Last week, scientists at the Butantan biomedical institute said the case, identified in a woman in Sao Paulo state, might be a new local variant. Further analysis confirmed it as the first known local case of the variant widely circulating in South Africa and elsewhere.
Scientists fear a showdown between the South African variant and the already rampant Brazilian variant, known as P.1, both of which are more contagious and possibly more deadly than the original version of the coronavirus and have led to accelerated COVID-19 surges.
"It could be a huge duel," said Maria Carolina Sabbaga, one of Butantan's coordinators for studying new variants. "I think P.1 has already taken over. I'm not sure if the South African will overtake P.1, let's see."
The South African variant in studies appears to lessen protection from current vaccines.
Brazil is in the midst of a brutal COVID-19 wave, setting records for deaths on a weekly basis. On Tuesday, the Health Ministry reported a single-day record of 4,195 deaths.
The outbreak in South America's largest country may overtake the United States to become the world's deadliest, some medical experts predict.
José Patané, a Butantan researcher, said the South African variant most likely arrived in Brazil after traveling through Europe toward the end of 2020.
The first local diagnosis, a woman in her 30s in the city of Sorocaba, had not traveled abroad or come into contact with someone who did, indicating local community transmission, researchers said.
SLOW VACCINE ROLLOUT
A possible surge of the South African variant could further complicate Brazil's slow vaccine rollout.
Brazil's COVID-19 immunization program is built around the vaccines from AstraZeneca Plc and China's Sinovac Biotech Ltd, which have proven effective against the Brazilian variant in preliminary studies, according to officials.
Research released on Wednesday showed the Sinovac shot was 50% effective at preventing symptomatic COVID-19 in a study of nearly 68,000 health workers in Manaus, where the P.1 strain first emerged as the predominant variant. The results support preliminary findings of separate research reported by Reuters last month.
In studies, the South African variant appears to lower the level of protection offered by the AstraZeneca shot and other available vaccines.

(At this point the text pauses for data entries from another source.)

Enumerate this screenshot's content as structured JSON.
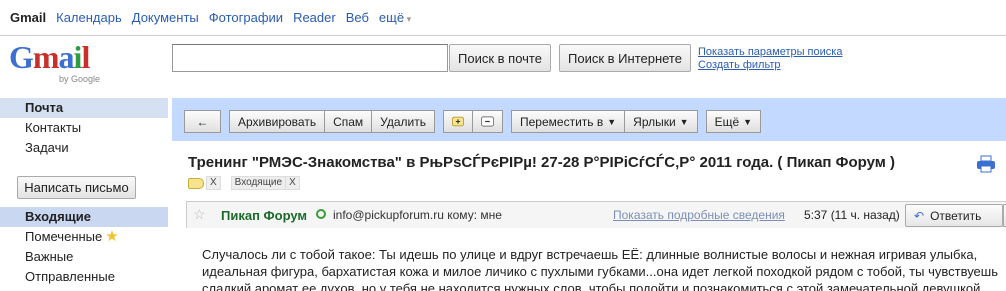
{
  "topnav": {
    "items": [
      "Gmail",
      "Календарь",
      "Документы",
      "Фотографии",
      "Reader",
      "Веб",
      "ещё"
    ]
  },
  "logo": {
    "by": "by Google"
  },
  "search": {
    "placeholder": "",
    "mail_button": "Поиск в почте",
    "web_button": "Поиск в Интернете",
    "options_link": "Показать параметры поиска",
    "filter_link": "Создать фильтр"
  },
  "sidebar": {
    "top_items": [
      "Почта",
      "Контакты",
      "Задачи"
    ],
    "compose": "Написать письмо",
    "folders": [
      "Входящие",
      "Помеченные",
      "Важные",
      "Отправленные"
    ]
  },
  "toolbar": {
    "back": "←",
    "archive": "Архивировать",
    "spam": "Спам",
    "delete": "Удалить",
    "move": "Переместить в",
    "labels": "Ярлыки",
    "more": "Ещё"
  },
  "message": {
    "subject": "Тренинг \"РМЭС-Знакомства\" в РњРѕСЃРєРІРµ! 27-28 Р°РІРіСѓСЃС‚Р° 2011 года. ( Пикап Форум )",
    "label_inbox": "Входящие",
    "label_close": "X",
    "sender": "Пикап Форум",
    "sender_email": "info@pickupforum.ru",
    "to": "кому: мне",
    "details": "Показать подробные сведения",
    "time": "5:37 (11 ч. назад)",
    "reply": "Ответить",
    "body": [
      "Случалось ли с тобой такое: Ты идешь по улице и вдруг встречаешь ЕЁ: длинные волнистые волосы и нежная игривая улыбка,",
      "идеальная фигура, бархатистая кожа и милое личико с пухлыми губками...она идет легкой походкой рядом с тобой, ты чувствуешь",
      "сладкий аромат ее духов, но у тебя не находится нужных слов, чтобы подойти и познакомиться с этой замечательной девушкой."
    ]
  }
}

Immunizations have been slow to ramp up in Brazil after the government dragged its feet last year in acquiring vaccines while other countries raced to secure supplies.